I guess I am one of few who didn't really love this book. The writing was good and the story of the author was good. I did not particularly like the message that the author was conveying. The author wrote a memoir about her life in a Satmar Hassidic Community. Her grandparents raised her and were very strict about the traditions of being a Hassidim. Although they were strict, she was very close to them. Unfortunately, the author did not want to be restrained to the Hassidim's way of life. She fo ...more
The story of one woman growing up as a Hasidic Jew in Williamsburg. The opening chapters, comprising Feldman's childhood, are strong and interesting. But once she gets older, the story starts running into problems.

First of all, it seems a little generic: Feldman's problems with Hasidism and her Satmar relatives are the exact same ones commonly talked about in the media (such as sexual ignorance, mocking "immodestly" dressed women, the shunning of survivors of sexual abuse, disliking her "Jewish
« previous 1 3 4 5 6 7 8 9 99 100 next »
  • Mystics, Mavericks, and Merrymakers: An Intimate Journey Among Hasidic Girls
  • fathermothergod: My Journey Out of Christian Science
  • Unchosen: The Hidden Lives of Hasidic Rebels
  • Cut Me Loose: Sin and Salvation After My Ultra-Orthodox Girlhood
  • Holy Ghost Girl: A Memoir
  • Once Upon a Secret: My Affair with President John F. Kennedy and Its Aftermath
  • Growing Up Amish
  • The Jew in the Lotus
  • Boychiks in the Hood: Travels in the Hasidic Underground
  • The Rabbi's Daughter
  • Some Assembly Required: A Journal of My Son's First Son
  • I Love Yous Are for White People
  • Crossing Over: One Woman's Escape from Amish Life
  • Quiverfull: Inside the Christian Patriarchy Movement
  • When They Come for Us, We'll Be Gone: The Epic Struggle to Save Soviet Jewry
  • Dating Jesus: A Story of Fundamentalism, Feminism, and the American Girl
  • Immortal Bird: A Family Memoir
  • The Jew Store
Deborah Feldman was born and raised in the Hasidic community of Satmar in Williamsburg, Brooklyn. Her marriage was arranged at the age of 17, and her son was born two years later.

At the age of 25 she published the New York Times Bestselling memoir, UNORTHODOX: The Scandalous Rejection of My Hasidic Roots (Simon and Schuster, 2012) and two years later she followed up with EXODUS, a memoir of post-r
More about Deborah Feldman...

Share This Book

“I'd rather believe in reincarnation than hell.
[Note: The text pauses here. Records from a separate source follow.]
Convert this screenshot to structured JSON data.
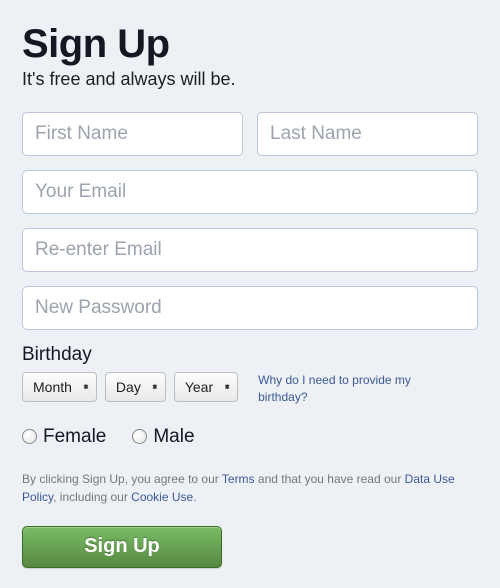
{
  "header": {
    "title": "Sign Up",
    "subtitle": "It's free and always will be."
  },
  "fields": {
    "first_name_placeholder": "First Name",
    "last_name_placeholder": "Last Name",
    "email_placeholder": "Your Email",
    "reenter_email_placeholder": "Re-enter Email",
    "password_placeholder": "New Password"
  },
  "birthday": {
    "label": "Birthday",
    "month": "Month",
    "day": "Day",
    "year": "Year",
    "why_link": "Why do I need to provide my birthday?"
  },
  "gender": {
    "female": "Female",
    "male": "Male"
  },
  "terms": {
    "prefix": "By clicking Sign Up, you agree to our ",
    "terms_link": "Terms",
    "middle": " and that you have read our ",
    "data_policy_link": "Data Use Policy",
    "middle2": ", including our ",
    "cookie_link": "Cookie Use",
    "suffix": "."
  },
  "button": {
    "signup": "Sign Up"
  }
}
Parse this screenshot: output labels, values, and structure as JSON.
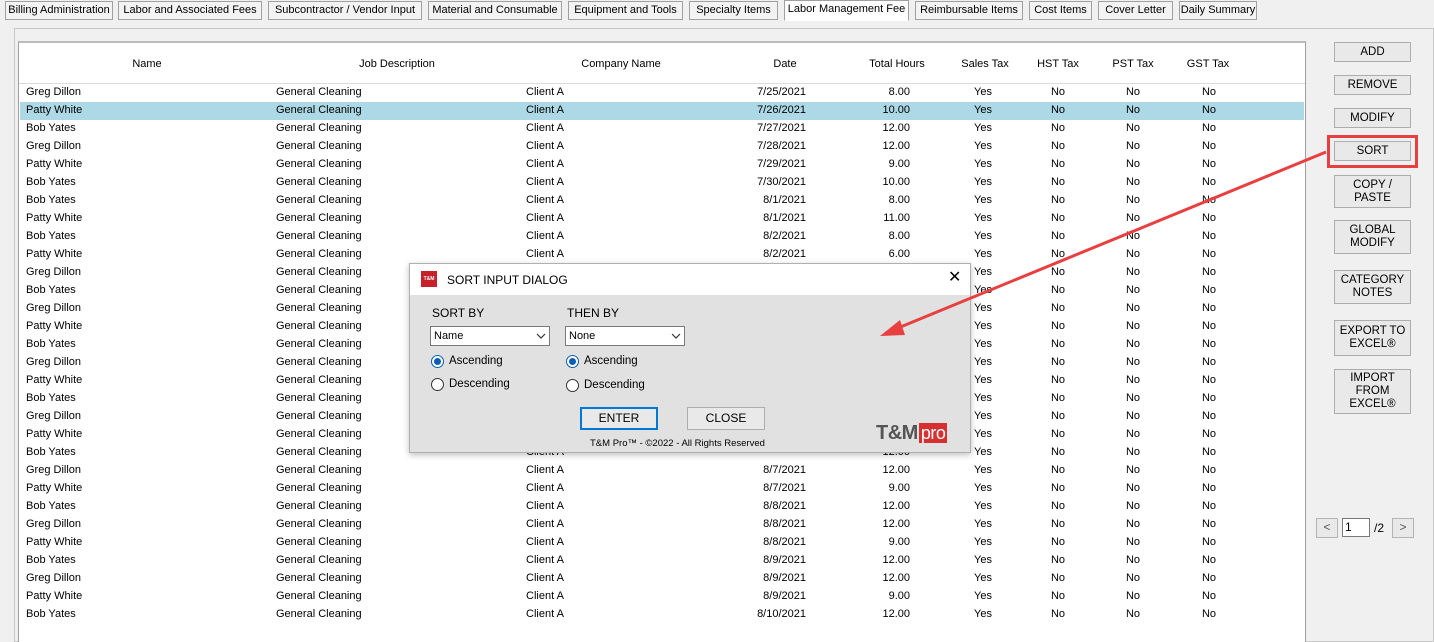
{
  "tabs": [
    {
      "label": "Billing Administration",
      "active": false
    },
    {
      "label": "Labor and Associated Fees",
      "active": false
    },
    {
      "label": "Subcontractor / Vendor Input",
      "active": false
    },
    {
      "label": "Material and Consumable",
      "active": false
    },
    {
      "label": "Equipment and Tools",
      "active": false
    },
    {
      "label": "Specialty Items",
      "active": false
    },
    {
      "label": "Labor Management Fee",
      "active": true
    },
    {
      "label": "Reimbursable Items",
      "active": false
    },
    {
      "label": "Cost Items",
      "active": false
    },
    {
      "label": "Cover Letter",
      "active": false
    },
    {
      "label": "Daily Summary",
      "active": false
    }
  ],
  "table": {
    "columns": [
      "Name",
      "Job Description",
      "Company Name",
      "Date",
      "Total Hours",
      "Sales Tax",
      "HST Tax",
      "PST Tax",
      "GST Tax"
    ],
    "selected_row": 1,
    "rows": [
      [
        "Greg Dillon",
        "General Cleaning",
        "Client A",
        "7/25/2021",
        "8.00",
        "Yes",
        "No",
        "No",
        "No"
      ],
      [
        "Patty White",
        "General Cleaning",
        "Client A",
        "7/26/2021",
        "10.00",
        "Yes",
        "No",
        "No",
        "No"
      ],
      [
        "Bob Yates",
        "General Cleaning",
        "Client A",
        "7/27/2021",
        "12.00",
        "Yes",
        "No",
        "No",
        "No"
      ],
      [
        "Greg Dillon",
        "General Cleaning",
        "Client A",
        "7/28/2021",
        "12.00",
        "Yes",
        "No",
        "No",
        "No"
      ],
      [
        "Patty White",
        "General Cleaning",
        "Client A",
        "7/29/2021",
        "9.00",
        "Yes",
        "No",
        "No",
        "No"
      ],
      [
        "Bob Yates",
        "General Cleaning",
        "Client A",
        "7/30/2021",
        "10.00",
        "Yes",
        "No",
        "No",
        "No"
      ],
      [
        "Bob Yates",
        "General Cleaning",
        "Client A",
        "8/1/2021",
        "8.00",
        "Yes",
        "No",
        "No",
        "No"
      ],
      [
        "Patty White",
        "General Cleaning",
        "Client A",
        "8/1/2021",
        "11.00",
        "Yes",
        "No",
        "No",
        "No"
      ],
      [
        "Bob Yates",
        "General Cleaning",
        "Client A",
        "8/2/2021",
        "8.00",
        "Yes",
        "No",
        "No",
        "No"
      ],
      [
        "Patty White",
        "General Cleaning",
        "Client A",
        "8/2/2021",
        "6.00",
        "Yes",
        "No",
        "No",
        "No"
      ],
      [
        "Greg Dillon",
        "General Cleaning",
        "",
        "",
        "",
        "Yes",
        "No",
        "No",
        "No"
      ],
      [
        "Bob Yates",
        "General Cleaning",
        "",
        "",
        "",
        "Yes",
        "No",
        "No",
        "No"
      ],
      [
        "Greg Dillon",
        "General Cleaning",
        "",
        "",
        "",
        "Yes",
        "No",
        "No",
        "No"
      ],
      [
        "Patty White",
        "General Cleaning",
        "",
        "",
        "",
        "Yes",
        "No",
        "No",
        "No"
      ],
      [
        "Bob Yates",
        "General Cleaning",
        "",
        "",
        "",
        "Yes",
        "No",
        "No",
        "No"
      ],
      [
        "Greg Dillon",
        "General Cleaning",
        "",
        "",
        "",
        "Yes",
        "No",
        "No",
        "No"
      ],
      [
        "Patty White",
        "General Cleaning",
        "",
        "",
        "",
        "Yes",
        "No",
        "No",
        "No"
      ],
      [
        "Bob Yates",
        "General Cleaning",
        "",
        "",
        "",
        "Yes",
        "No",
        "No",
        "No"
      ],
      [
        "Greg Dillon",
        "General Cleaning",
        "",
        "",
        "",
        "Yes",
        "No",
        "No",
        "No"
      ],
      [
        "Patty White",
        "General Cleaning",
        "",
        "",
        "",
        "Yes",
        "No",
        "No",
        "No"
      ],
      [
        "Bob Yates",
        "General Cleaning",
        "Client A",
        "",
        "12.00",
        "Yes",
        "No",
        "No",
        "No"
      ],
      [
        "Greg Dillon",
        "General Cleaning",
        "Client A",
        "8/7/2021",
        "12.00",
        "Yes",
        "No",
        "No",
        "No"
      ],
      [
        "Patty White",
        "General Cleaning",
        "Client A",
        "8/7/2021",
        "9.00",
        "Yes",
        "No",
        "No",
        "No"
      ],
      [
        "Bob Yates",
        "General Cleaning",
        "Client A",
        "8/8/2021",
        "12.00",
        "Yes",
        "No",
        "No",
        "No"
      ],
      [
        "Greg Dillon",
        "General Cleaning",
        "Client A",
        "8/8/2021",
        "12.00",
        "Yes",
        "No",
        "No",
        "No"
      ],
      [
        "Patty White",
        "General Cleaning",
        "Client A",
        "8/8/2021",
        "9.00",
        "Yes",
        "No",
        "No",
        "No"
      ],
      [
        "Bob Yates",
        "General Cleaning",
        "Client A",
        "8/9/2021",
        "12.00",
        "Yes",
        "No",
        "No",
        "No"
      ],
      [
        "Greg Dillon",
        "General Cleaning",
        "Client A",
        "8/9/2021",
        "12.00",
        "Yes",
        "No",
        "No",
        "No"
      ],
      [
        "Patty White",
        "General Cleaning",
        "Client A",
        "8/9/2021",
        "9.00",
        "Yes",
        "No",
        "No",
        "No"
      ],
      [
        "Bob Yates",
        "General Cleaning",
        "Client A",
        "8/10/2021",
        "12.00",
        "Yes",
        "No",
        "No",
        "No"
      ]
    ]
  },
  "side_buttons": {
    "add": "ADD",
    "remove": "REMOVE",
    "modify": "MODIFY",
    "sort": "SORT",
    "copy_paste": "COPY /\nPASTE",
    "global_modify": "GLOBAL\nMODIFY",
    "category_notes": "CATEGORY\nNOTES",
    "export_excel": "EXPORT TO\nEXCEL®",
    "import_excel": "IMPORT\nFROM\nEXCEL®"
  },
  "pager": {
    "prev": "<",
    "current_page": "1",
    "total": "/2",
    "next": ">"
  },
  "dialog": {
    "logo_text": "T&M",
    "title": "SORT INPUT DIALOG",
    "close_glyph": "✕",
    "sort_by_label": "SORT BY",
    "sort_by_value": "Name",
    "then_by_label": "THEN BY",
    "then_by_value": "None",
    "ascending": "Ascending",
    "descending": "Descending",
    "sort_by_order": "Ascending",
    "then_by_order": "Ascending",
    "enter_label": "ENTER",
    "close_label": "CLOSE",
    "copyright": "T&M Pro™ - ©2022 - All Rights Reserved",
    "brand_main": "T&M",
    "brand_pro": "pro"
  },
  "colors": {
    "selected_row": "#add8e6",
    "highlight": "#e84040",
    "brand_red": "#d63030"
  }
}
The idea of an afterlife is much so more tolerable when returning is an option.” 4 likes
“If my mind cannot be tied down, if my dreams cannot be diminished, then no amount of restraints can really guarantee my quiet submission.” 4 likes
More quotes…